History Of The Smallest Country In The World

History Of The Smallest Country In The World

You would think that this is some sort of confusion as we cannot legally say that an old sea platform can be considered a small country. Well, it seems that if you have the right paperwork anything is possible. Sealand is in fact a microstate that can be located ten kilometers from the coast of England. This sea platform has quite a lot of history behind it, which led to it being a country that requires you to have a passport to enter. The country even has its own passport that can be used to travel to sixty different countries around the world.

History of Sealand

Sealand, or at least the sea platform that holds the country today was built during the Second World War by the British as an anti-air defensive fort against German fighters and bombers. After the war ended, the platform was never put to any use, nor destroyed. In the 1960s a group of enterprising DJs used the platform to set up an illegal radio station in order to get pop music to British listeners. As they were in a remote location, it was difficult for the British authorities to catch them. The problem is that it impacted the BBC which had control of the British radio industry at the time as there was no such thing as commercial radio.

One very interesting aspect is that there were a few such naval forts set up in World War 2 and this scheme with pirated radio stations seemed quite interesting. Well, it was interesting enough to make Paddy Roy Bates, leave his job as a businessman, and set up his own radio station which was used to broadcast music to Essex, England. His radio station was named “Radio Essex” and he set it up on the naval fort named Knock John, the one that he actually fought on in World War 2, that is how he knew of its existence.
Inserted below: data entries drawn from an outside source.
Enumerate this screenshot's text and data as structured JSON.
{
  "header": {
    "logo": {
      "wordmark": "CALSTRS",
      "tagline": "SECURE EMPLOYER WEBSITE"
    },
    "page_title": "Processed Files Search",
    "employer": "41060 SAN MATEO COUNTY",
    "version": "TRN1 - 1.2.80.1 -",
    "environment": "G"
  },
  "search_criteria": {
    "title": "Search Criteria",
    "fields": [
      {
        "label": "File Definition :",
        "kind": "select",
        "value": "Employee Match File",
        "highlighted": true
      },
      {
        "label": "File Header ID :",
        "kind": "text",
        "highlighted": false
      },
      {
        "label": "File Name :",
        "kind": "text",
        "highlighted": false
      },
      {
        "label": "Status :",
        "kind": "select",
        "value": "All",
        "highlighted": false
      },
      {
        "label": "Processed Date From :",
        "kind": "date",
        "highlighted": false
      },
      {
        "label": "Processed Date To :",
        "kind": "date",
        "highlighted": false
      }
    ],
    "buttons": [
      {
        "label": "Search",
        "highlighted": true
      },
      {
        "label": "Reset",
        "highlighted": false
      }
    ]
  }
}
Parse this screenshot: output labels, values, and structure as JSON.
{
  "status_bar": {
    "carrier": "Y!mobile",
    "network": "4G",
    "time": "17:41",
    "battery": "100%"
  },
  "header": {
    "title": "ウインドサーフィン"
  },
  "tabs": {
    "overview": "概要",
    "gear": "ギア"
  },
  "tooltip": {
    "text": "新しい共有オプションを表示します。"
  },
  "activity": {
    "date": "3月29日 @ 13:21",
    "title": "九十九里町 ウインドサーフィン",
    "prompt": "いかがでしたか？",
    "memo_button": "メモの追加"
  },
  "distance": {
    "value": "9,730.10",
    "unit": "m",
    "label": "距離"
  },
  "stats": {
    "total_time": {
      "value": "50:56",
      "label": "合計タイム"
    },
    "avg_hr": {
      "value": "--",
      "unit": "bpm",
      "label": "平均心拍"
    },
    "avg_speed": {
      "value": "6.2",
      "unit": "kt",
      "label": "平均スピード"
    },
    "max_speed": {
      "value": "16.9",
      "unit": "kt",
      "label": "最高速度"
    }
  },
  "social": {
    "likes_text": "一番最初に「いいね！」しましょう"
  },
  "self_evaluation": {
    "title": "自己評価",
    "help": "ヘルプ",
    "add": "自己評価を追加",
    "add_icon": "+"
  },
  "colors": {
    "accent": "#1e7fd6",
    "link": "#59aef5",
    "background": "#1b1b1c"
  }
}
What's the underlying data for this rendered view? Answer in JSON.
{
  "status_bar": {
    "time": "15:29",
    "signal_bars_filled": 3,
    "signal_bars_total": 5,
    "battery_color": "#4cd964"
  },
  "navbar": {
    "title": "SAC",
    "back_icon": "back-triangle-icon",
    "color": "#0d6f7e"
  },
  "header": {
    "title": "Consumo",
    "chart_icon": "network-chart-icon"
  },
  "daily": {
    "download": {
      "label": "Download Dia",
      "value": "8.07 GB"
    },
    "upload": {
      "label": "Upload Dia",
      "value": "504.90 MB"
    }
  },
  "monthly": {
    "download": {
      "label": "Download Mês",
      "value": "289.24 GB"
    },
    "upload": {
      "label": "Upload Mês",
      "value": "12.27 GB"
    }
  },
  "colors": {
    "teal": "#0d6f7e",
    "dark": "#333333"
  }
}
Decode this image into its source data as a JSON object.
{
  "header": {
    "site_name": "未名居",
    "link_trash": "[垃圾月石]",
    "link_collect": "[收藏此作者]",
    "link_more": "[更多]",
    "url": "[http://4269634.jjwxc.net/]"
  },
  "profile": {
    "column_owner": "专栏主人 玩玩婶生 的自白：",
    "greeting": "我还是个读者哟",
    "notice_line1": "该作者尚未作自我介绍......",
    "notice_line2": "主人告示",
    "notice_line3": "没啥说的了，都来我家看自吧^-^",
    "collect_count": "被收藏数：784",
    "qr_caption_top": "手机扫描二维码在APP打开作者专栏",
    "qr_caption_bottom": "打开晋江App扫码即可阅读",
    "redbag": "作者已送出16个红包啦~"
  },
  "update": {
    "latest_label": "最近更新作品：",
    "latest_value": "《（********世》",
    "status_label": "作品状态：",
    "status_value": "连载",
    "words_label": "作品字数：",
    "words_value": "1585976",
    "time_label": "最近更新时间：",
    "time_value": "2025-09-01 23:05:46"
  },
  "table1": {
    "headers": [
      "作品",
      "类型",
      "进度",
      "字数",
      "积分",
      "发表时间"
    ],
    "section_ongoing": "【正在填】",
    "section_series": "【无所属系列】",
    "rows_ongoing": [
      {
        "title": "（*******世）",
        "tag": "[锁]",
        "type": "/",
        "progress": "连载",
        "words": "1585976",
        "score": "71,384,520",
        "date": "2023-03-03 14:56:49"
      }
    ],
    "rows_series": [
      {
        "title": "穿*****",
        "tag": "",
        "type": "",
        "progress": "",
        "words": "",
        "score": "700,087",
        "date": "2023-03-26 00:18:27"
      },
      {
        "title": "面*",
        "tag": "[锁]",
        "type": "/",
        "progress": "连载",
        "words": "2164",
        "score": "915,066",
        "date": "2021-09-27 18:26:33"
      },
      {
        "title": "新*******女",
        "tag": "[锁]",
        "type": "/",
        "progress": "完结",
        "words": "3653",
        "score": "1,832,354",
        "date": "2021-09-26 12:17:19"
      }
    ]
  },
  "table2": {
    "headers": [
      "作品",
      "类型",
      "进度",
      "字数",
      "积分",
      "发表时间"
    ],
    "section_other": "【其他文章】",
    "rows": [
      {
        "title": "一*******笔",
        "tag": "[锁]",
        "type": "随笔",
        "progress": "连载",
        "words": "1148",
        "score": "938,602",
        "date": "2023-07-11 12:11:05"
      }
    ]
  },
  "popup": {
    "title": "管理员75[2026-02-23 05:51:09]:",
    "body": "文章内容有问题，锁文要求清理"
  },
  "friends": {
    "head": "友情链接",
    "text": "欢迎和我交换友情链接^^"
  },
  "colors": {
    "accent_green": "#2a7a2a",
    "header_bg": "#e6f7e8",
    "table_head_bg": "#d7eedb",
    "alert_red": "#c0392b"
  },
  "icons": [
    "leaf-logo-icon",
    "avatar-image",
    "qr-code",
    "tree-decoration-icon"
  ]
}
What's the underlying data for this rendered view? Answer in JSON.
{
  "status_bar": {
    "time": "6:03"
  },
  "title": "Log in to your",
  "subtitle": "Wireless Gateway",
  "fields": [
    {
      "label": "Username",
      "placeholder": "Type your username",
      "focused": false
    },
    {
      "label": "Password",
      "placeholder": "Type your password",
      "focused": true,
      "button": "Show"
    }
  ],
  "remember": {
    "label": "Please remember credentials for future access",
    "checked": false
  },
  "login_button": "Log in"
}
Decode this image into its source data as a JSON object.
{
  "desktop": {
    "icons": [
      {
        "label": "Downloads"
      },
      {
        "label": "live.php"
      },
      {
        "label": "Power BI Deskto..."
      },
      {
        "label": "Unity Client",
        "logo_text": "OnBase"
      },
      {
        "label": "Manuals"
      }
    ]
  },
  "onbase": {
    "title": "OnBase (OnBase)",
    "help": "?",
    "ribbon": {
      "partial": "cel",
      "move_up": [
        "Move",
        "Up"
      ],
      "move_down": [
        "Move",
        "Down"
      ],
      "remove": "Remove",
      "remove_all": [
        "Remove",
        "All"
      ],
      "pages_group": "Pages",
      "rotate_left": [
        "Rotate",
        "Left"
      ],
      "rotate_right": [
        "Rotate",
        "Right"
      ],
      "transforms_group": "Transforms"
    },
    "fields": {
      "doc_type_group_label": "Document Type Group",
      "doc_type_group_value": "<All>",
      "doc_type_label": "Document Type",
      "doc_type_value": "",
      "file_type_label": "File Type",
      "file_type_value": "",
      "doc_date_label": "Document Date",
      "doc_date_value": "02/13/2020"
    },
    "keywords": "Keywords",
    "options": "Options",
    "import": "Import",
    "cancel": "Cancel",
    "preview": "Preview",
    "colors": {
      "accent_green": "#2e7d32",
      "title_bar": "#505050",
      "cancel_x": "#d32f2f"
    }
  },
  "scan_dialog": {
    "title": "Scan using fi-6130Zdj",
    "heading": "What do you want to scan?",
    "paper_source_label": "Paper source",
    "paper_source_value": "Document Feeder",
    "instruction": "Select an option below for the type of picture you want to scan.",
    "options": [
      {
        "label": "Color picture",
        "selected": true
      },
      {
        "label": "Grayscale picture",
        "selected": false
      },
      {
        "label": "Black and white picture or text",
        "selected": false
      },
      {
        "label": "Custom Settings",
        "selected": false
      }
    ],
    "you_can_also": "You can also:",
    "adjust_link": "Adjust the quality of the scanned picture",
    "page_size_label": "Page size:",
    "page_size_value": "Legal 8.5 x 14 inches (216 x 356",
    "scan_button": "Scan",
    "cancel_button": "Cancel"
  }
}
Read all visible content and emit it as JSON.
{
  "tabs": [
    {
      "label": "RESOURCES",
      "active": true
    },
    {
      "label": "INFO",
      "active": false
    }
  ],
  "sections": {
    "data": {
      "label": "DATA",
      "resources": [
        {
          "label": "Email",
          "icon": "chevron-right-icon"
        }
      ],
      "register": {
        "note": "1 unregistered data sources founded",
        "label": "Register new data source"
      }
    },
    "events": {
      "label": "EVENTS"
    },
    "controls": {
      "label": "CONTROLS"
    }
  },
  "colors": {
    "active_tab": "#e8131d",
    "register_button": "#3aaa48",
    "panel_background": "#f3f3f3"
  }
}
Paddy Roy Bates had enough with the society he was living in, so he decided that he would take his whole family and create his own country on one of the Naval forts used in World War 2. He made this decision once the British government allowed commercial radio, which meant that he could run a legal business. Therefore on September the 2nd, 1967 he declared the naval fort “Rought Towers” (nickname of the naval fort) the Principality of Sealand.

As they developed the reputation of their country, they started issuing their own currency, stamps, and even passports. Only 300 passports have been issued so far over the years, only to people that the Principality of Sealand could trust.

Obviously, this new country caught the attention of many people, some of them wanted to do some harm and eventually start a small war. In 1978, the Sealand naval platform was set on fire and the family was taken as hostage by a German lawyer named Achenbach who pretended to be the Prime minister of Sealand. He hired some mercenaries and took over the “country”.

The event was important enough that the British and German governments got involved to defuse the whole situation. At some point, Roy Bates took over the naval platform and took Achenbach and his men as hostages. This made the German government send a diplomat to negotiate with Bates and free Achenbach. Even after Achenbach got back to Germany, he still endorsed that he was the Prime minister of Sealand.

However, Roy Bates considered that sending a diplomat to Sealand meant that Germany recognized Sealand as an actual country. International law says that artificial structures such as naval platforms cannot be considered islands. However, as the platform is settled in international waters, it is not in the possession of the British Government, therefore, from a legitimate point of view, we can consider this as a real country, even if most states don’t.